The British Science Association (BSA) hosted CSI Norwich, opening the doors to the public at the Norwich Science Festival (NSF) at the Forum.

This particular science event was filled with junior detectives investigating a crime scene, with the aim of educating children from key stage two upwards.

A large computer screen in the background presented four murder suspect profiles and used science to deduce who the murderer was. Volunteers dressed in white lab coats performed a series of science experiments, including DNA extraction, scientific fingerprint study and an analysis of mysterious chemicals through chromatography.

Visitors also had the opportunity to examine the suspects’ DNA sequences and deduce who they thought the murderer was.

CSI Norwich also specialised in blood typing, where four suspects blood was tested to see which suspect committed the crime.

The suspect whose blood presented more of a cloudy colour was automatically eliminated from the investigation. The Anti A solution was bound to the A antigens, alongside the B and O solutions that were discovered to have negative results. The suspects who were found to have A antigens in their blood were more likely to be the murderers.

A former food safety researcher, Duncan Gaskin said: “CSI Norwich uses science and logic to eliminate the suspects in a crime scene. This is a model based on real forensic tests.”

Forensic testing was put into place at the various stalls, such as looking at the fabrics with all of the suspects wearing black clothes under the microscopes.

PhD scientist and Chair of BSA, Freya Varden said: “This form of forensic identification is all about science.”

She added: “To get the answers, you have to do the science.”
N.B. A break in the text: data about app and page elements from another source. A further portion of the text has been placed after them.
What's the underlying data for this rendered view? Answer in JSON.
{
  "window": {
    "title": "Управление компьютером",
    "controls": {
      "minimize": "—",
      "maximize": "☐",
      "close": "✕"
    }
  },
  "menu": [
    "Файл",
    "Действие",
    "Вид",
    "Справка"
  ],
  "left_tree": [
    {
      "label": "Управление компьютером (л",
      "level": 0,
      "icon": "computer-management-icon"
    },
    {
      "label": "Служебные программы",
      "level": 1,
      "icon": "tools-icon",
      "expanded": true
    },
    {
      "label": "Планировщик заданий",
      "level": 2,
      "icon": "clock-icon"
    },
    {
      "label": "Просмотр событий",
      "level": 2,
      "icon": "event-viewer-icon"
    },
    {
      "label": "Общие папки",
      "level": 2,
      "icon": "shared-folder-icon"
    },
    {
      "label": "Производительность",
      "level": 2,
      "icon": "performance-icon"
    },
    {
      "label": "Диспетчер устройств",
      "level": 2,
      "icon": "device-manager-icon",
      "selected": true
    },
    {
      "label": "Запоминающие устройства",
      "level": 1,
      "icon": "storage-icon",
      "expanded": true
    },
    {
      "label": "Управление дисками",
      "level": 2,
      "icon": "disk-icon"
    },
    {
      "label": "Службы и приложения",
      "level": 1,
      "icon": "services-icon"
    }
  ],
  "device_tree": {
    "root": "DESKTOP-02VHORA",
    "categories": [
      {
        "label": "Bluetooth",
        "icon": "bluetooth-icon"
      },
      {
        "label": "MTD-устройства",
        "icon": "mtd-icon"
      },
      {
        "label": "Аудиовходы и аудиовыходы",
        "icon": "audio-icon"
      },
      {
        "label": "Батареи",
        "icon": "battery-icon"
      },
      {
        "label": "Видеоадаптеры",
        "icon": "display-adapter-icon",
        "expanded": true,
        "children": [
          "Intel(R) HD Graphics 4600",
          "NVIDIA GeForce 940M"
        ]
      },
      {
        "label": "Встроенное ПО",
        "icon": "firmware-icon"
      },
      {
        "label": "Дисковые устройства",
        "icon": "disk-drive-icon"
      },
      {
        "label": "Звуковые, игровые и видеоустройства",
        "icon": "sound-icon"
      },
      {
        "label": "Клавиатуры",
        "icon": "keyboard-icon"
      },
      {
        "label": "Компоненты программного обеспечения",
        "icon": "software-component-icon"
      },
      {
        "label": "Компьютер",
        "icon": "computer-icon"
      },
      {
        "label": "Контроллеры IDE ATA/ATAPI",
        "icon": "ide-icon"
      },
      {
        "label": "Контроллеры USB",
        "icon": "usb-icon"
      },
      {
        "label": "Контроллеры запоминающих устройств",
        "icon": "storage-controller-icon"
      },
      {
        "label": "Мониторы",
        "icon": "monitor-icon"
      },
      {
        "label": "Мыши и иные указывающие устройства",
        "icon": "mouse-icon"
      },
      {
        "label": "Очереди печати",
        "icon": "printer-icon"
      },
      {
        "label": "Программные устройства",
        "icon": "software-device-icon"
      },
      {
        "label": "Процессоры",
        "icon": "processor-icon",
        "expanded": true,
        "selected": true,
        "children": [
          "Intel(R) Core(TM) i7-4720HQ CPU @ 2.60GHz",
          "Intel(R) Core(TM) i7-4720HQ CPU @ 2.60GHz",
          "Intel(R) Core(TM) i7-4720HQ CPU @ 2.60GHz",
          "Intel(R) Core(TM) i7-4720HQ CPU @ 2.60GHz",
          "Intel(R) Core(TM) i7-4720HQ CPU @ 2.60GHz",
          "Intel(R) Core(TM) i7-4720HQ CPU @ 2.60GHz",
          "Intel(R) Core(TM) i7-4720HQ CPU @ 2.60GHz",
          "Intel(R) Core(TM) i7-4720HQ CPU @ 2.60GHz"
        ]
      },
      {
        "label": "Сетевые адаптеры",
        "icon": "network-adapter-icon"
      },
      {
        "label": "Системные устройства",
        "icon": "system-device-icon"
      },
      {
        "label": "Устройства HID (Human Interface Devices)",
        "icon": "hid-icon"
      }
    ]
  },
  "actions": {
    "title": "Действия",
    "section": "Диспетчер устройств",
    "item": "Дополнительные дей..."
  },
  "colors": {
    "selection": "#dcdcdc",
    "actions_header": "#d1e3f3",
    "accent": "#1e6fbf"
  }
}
This particular scenario of examining the fabrics is a great way for the visitors to learn about a CSI investigation and the science and testing involved behind the scenes.